Exercise
Which lines below include "source"? Copy them all.
___
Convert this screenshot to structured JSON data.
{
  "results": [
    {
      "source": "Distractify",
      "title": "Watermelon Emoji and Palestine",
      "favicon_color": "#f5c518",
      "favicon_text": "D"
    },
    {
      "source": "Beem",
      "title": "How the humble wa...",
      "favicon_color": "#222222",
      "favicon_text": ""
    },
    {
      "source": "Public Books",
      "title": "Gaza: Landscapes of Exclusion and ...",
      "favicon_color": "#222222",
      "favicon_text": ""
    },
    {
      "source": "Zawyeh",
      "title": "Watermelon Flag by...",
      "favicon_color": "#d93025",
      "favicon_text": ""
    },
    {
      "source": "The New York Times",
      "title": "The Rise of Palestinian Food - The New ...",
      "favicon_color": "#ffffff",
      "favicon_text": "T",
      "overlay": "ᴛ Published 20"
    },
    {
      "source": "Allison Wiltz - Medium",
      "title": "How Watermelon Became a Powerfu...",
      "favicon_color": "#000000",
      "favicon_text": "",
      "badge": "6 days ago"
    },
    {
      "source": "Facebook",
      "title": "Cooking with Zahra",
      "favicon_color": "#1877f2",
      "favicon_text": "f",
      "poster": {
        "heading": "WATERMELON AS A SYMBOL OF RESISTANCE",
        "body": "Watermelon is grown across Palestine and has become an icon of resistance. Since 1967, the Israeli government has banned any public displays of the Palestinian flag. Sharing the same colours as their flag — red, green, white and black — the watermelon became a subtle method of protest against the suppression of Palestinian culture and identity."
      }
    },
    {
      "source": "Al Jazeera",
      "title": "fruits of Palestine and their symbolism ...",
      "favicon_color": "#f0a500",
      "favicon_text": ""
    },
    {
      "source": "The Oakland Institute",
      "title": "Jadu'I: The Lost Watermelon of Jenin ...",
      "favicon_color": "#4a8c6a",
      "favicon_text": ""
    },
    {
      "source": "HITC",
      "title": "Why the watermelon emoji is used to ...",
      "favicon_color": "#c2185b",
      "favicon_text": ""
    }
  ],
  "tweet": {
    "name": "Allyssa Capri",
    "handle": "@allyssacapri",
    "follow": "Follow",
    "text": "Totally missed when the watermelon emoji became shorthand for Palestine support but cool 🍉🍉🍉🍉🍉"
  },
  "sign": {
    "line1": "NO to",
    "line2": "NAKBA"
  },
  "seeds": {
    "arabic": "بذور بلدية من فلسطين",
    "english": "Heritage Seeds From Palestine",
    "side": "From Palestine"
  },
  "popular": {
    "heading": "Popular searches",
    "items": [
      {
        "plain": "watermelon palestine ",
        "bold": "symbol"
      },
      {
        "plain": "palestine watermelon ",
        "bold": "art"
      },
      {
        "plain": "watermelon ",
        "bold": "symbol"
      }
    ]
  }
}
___
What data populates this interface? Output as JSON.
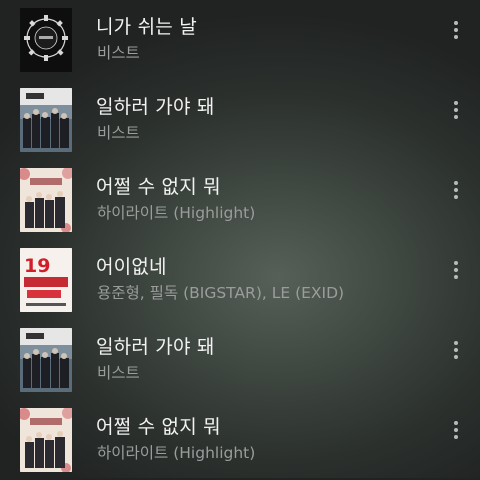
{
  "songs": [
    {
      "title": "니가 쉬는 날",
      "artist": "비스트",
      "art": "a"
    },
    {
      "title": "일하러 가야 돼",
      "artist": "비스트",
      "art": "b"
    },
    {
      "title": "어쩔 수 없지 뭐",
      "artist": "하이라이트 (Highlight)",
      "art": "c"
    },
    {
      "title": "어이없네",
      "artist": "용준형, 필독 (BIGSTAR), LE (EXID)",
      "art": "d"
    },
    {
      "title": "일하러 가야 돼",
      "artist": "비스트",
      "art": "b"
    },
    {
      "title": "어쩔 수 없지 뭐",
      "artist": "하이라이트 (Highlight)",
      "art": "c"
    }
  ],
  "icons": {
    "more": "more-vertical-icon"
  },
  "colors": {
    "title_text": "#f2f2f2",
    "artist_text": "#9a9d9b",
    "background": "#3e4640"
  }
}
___
Task answer
      "source": "Distractify",
      "source": "Beem",
      "source": "Public Books",
      "source": "Zawyeh",
      "source": "The New York Times",
      "source": "Allison Wiltz - Medium",
      "source": "Facebook",
      "source": "Al Jazeera",
      "source": "The Oakland Institute",
      "source": "HITC",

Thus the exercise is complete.